PILGRIM Wesleyan Church national superintendent Bishop Alfred Kalembo says it will be difficult to see national development if those privileged in life continue embracing the spirit of selfishness. Handing over a five-hectare farm, borehole and a newly built house worth K200,000 to first and former PWC national superintendent Reverend Simon Siabbamba on Friday at Harmony settlement in Choma, Bishop Kalembo said Zambia was in a mess today because majority of the citizens were selfish.
“It will be difficult to see national development if those privileged in life continue embracing the spirit of selfishness,” he said.
Bishop Kalembo said most Zambians lacked the desire to see others have the best in life.
He said this was the reason why whoever had the privilege to be in an influential position concentrated on pocketing resources instead of helping others.
Bishop Kalembo urged Zambians to do away with the selfish attitude if the country was to develop.
He said only when people lived selfless lives would they open doors of help to others.
Bishop Kalembo said there was need for patriotism in the country and not greediness.
“We need to love our country and see it develop and not just to concentrate on individual development,” he said. “Let’s all realise that we only have one Zambia.

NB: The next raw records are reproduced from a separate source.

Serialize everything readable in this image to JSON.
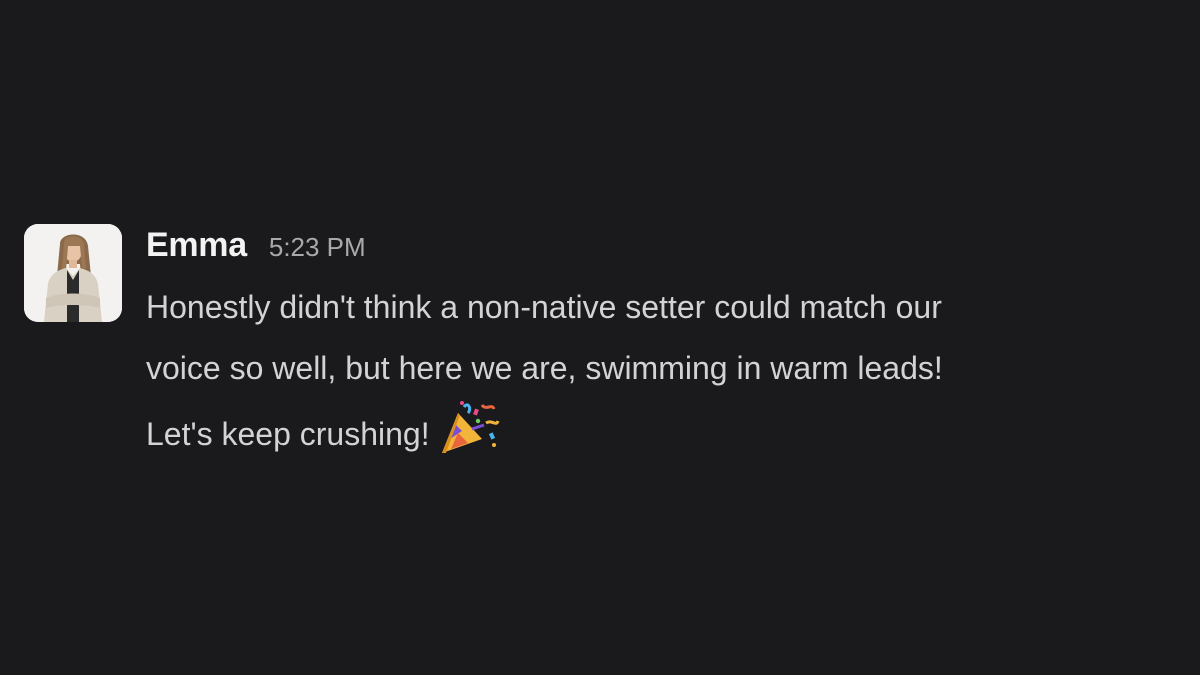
{
  "message": {
    "author": "Emma",
    "timestamp": "5:23 PM",
    "lines": [
      "Honestly didn't think a non-native setter could match our",
      "voice so well, but here we are, swimming in warm leads!",
      "Let's keep crushing!"
    ],
    "emoji": "party-popper"
  }
}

Let’s not think and wait upon others to develop us when we can also do it if we stop the spirit of selfishness.”
Bishop Kalembo thanked the Church members and American donors for exhibiting the spirit of teamwork and unselfishness in their contribution towards the purchasing of the farm, building up of a house and drilling of a borehole for their retired man bishop.
He said teamwork meant recognising the value of others and not disregarding them.

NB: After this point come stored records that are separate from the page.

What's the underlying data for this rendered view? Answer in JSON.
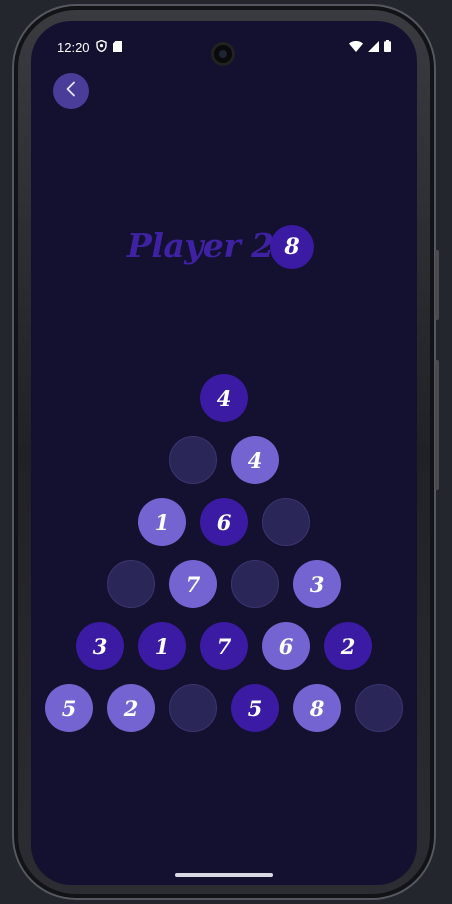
{
  "status_bar": {
    "time": "12:20",
    "left_icons": [
      "vpn-shield-icon",
      "sim-card-icon"
    ],
    "right_icons": [
      "wifi-icon",
      "signal-icon",
      "battery-icon"
    ]
  },
  "nav": {
    "back_icon": "chevron-left-icon"
  },
  "header": {
    "player_label": "Player 2",
    "score": "8"
  },
  "colors": {
    "background": "#13112f",
    "dark_ball": "#3b1aa4",
    "light_ball": "#7364d2",
    "empty_slot": "#2a2657",
    "title": "#3f22a3",
    "back_button": "#4a3d9a"
  },
  "pyramid": {
    "rows": [
      [
        {
          "value": "4",
          "style": "dark"
        }
      ],
      [
        {
          "value": "",
          "style": "empty"
        },
        {
          "value": "4",
          "style": "light"
        }
      ],
      [
        {
          "value": "1",
          "style": "light"
        },
        {
          "value": "6",
          "style": "dark"
        },
        {
          "value": "",
          "style": "empty"
        }
      ],
      [
        {
          "value": "",
          "style": "empty"
        },
        {
          "value": "7",
          "style": "light"
        },
        {
          "value": "",
          "style": "empty"
        },
        {
          "value": "3",
          "style": "light"
        }
      ],
      [
        {
          "value": "3",
          "style": "dark"
        },
        {
          "value": "1",
          "style": "dark"
        },
        {
          "value": "7",
          "style": "dark"
        },
        {
          "value": "6",
          "style": "light"
        },
        {
          "value": "2",
          "style": "dark"
        }
      ],
      [
        {
          "value": "5",
          "style": "light"
        },
        {
          "value": "2",
          "style": "light"
        },
        {
          "value": "",
          "style": "empty"
        },
        {
          "value": "5",
          "style": "dark"
        },
        {
          "value": "8",
          "style": "light"
        },
        {
          "value": "",
          "style": "empty"
        }
      ]
    ]
  }
}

And Bishop Kalembo said the young generation was not inspiring because it had embraced the spirit of consumerism.
He said all they wanted was to satisfy themselves, no wonder others were even used as political violence tools.

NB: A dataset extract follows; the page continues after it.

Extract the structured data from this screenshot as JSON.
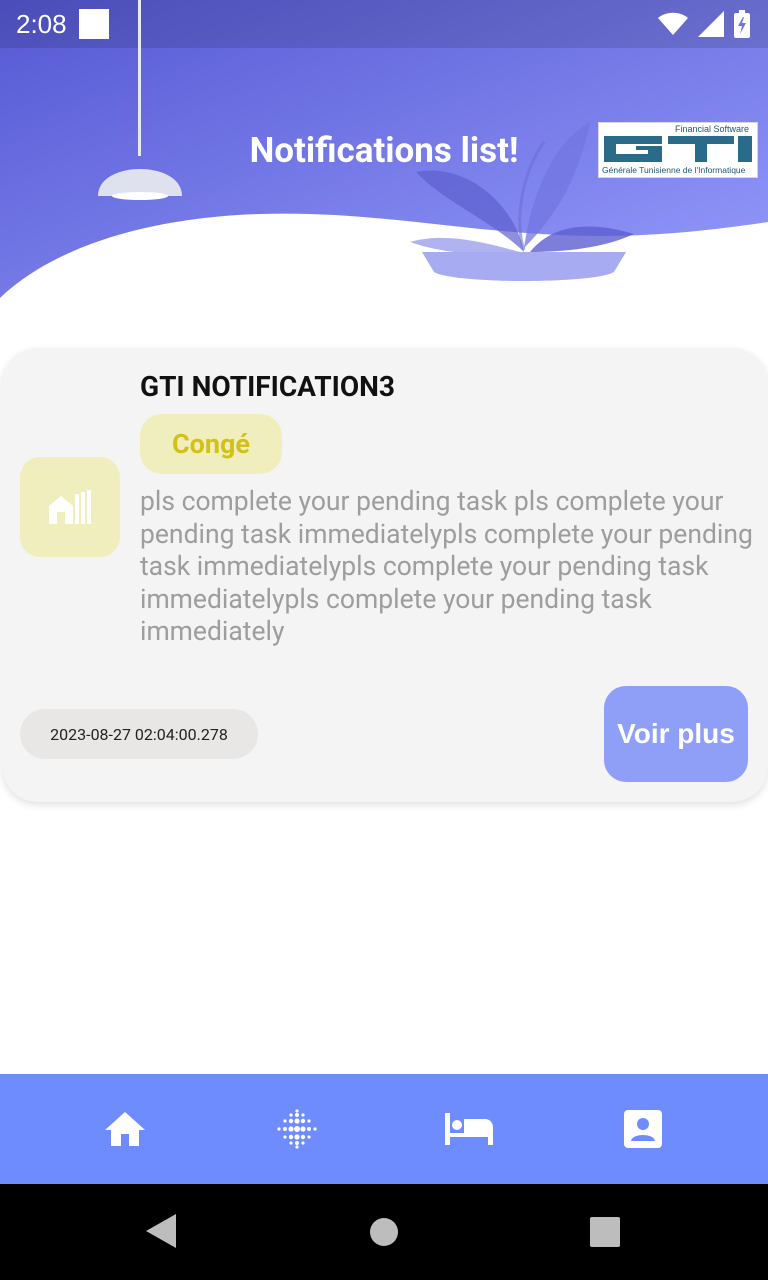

Bishop Kalembo challenged young people in the country to use their energy to help others and not to destroy themselves by indulging in vices that had potential to ruin their lives.
Meanwhile, Rev Siabbamba thanked the church and American donors for showing love to his family.
“We human beings have a tendency of buying expensive caskets to someone when they are dead as a way of appreciating them but what Bishop Kalembo has done through his inspirational leadership and his American partners is immeasurable,” said Rev Siabbamba. “I’m old now but they have decided to appreciate me while I’m still alive – a thing that is not common.”